“There were other issues that people were ignoring that were important too, and when I solved one of them, almost by accident, it built trust,” he explained. When he troubleshooted the problem, he told his tech collaborators, “I’m going to go to the nurses and have them design it, determine how they want it to look,” designing it alongside them, so they have ownership over the piece when implementation finally comes.
“Of course you have to know about the technology… but you really have to...recognize the people systems that are in place,” Dr. Kroth said he learned. “It’s about developing the relationships for the long term and recognizing that the people in the trenches are the experts.”
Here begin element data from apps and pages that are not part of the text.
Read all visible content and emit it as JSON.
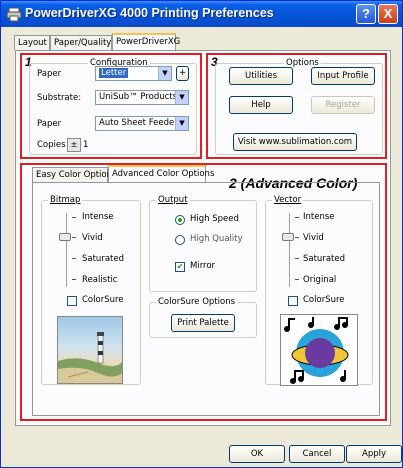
{
  "window": {
    "title": "PowerDriverXG 4000 Printing Preferences",
    "help": "?",
    "close": "X"
  },
  "tabs": [
    "Layout",
    "Paper/Quality",
    "PowerDriverXG"
  ],
  "annotations": {
    "box1": "1",
    "box3": "3",
    "box2": "2 (Advanced Color)"
  },
  "configuration": {
    "legend": "Configuration",
    "paper_label": "Paper",
    "paper_value": "Letter",
    "paper_add": "+",
    "substrate_label": "Substrate:",
    "substrate_value": "UniSub™ Products",
    "paper2_label": "Paper",
    "paper2_value": "Auto Sheet Feeder",
    "copies_label": "Copies",
    "copies_value": "1"
  },
  "options": {
    "legend": "Options",
    "utilities": "Utilities",
    "input_profile": "Input Profile",
    "help": "Help",
    "register": "Register",
    "visit": "Visit www.sublimation.com"
  },
  "color_tabs": [
    "Easy Color Options",
    "Advanced Color Options"
  ],
  "bitmap": {
    "legend": "Bitmap",
    "levels": [
      "Intense",
      "Vivid",
      "Saturated",
      "Realistic"
    ],
    "selected_level": "Vivid",
    "colorsure_label": "ColorSure",
    "colorsure_checked": false
  },
  "output": {
    "legend": "Output",
    "high_speed": "High Speed",
    "high_quality": "High Quality",
    "selected": "High Speed",
    "mirror": "Mirror",
    "mirror_checked": true
  },
  "colorsure_options": {
    "legend": "ColorSure Options",
    "print_palette": "Print Palette"
  },
  "vector": {
    "legend": "Vector",
    "levels": [
      "Intense",
      "Vivid",
      "Saturated",
      "Original"
    ],
    "selected_level": "Vivid",
    "colorsure_label": "ColorSure",
    "colorsure_checked": false
  },
  "footer": {
    "ok": "OK",
    "cancel": "Cancel",
    "apply": "Apply"
  },
  "colors": {
    "title_bar": "#0553d6",
    "highlight_red": "#e02020",
    "selection": "#316ac5",
    "dialog_bg": "#ece9d8"
  }
}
Dr. Kroth’s expertise in technology is just one area that he lends to Migrant Clinicians Network through his participation in MCN’s External Advisory Board (EAB), a peer technical and scientific committee established to promote cross-disciplinary collaboration, and to give expert advice on community-based participatory research and the development and expansion of MCN programs. He came to the EAB through his longtime professional relationship with MCN’s Ileana Ponce-Gonzalez, MD, MPCH, CNC, Senior Advisor for Scientific and Strategic Planning, whom Dr. Kroth has known for many years. MCN is greatly involved in the future of informatics, both within Health Network, our bridge case management system that assists mobile patients, and in the wider world of regional and national health information exchanges, which could potentially be a boon for migrant patients who traditionally have had limited ability to transfer their medical information as they move. Similarly to the internal problems of a hospital implementing a new system, Dr. Kroth sees the stumbling blocks that are slowing down national health information exchange issues as primarily cultural and political issues, and less technological.
But Dr. Kroth has hope that further study and training can transform technology implementation from an exercise in institutional foot-dragging to a collaborative initiative to better our delivery of health care. “We’re in a Golden Age,” Dr. Kroth emphasized. “And we’re just getting started.”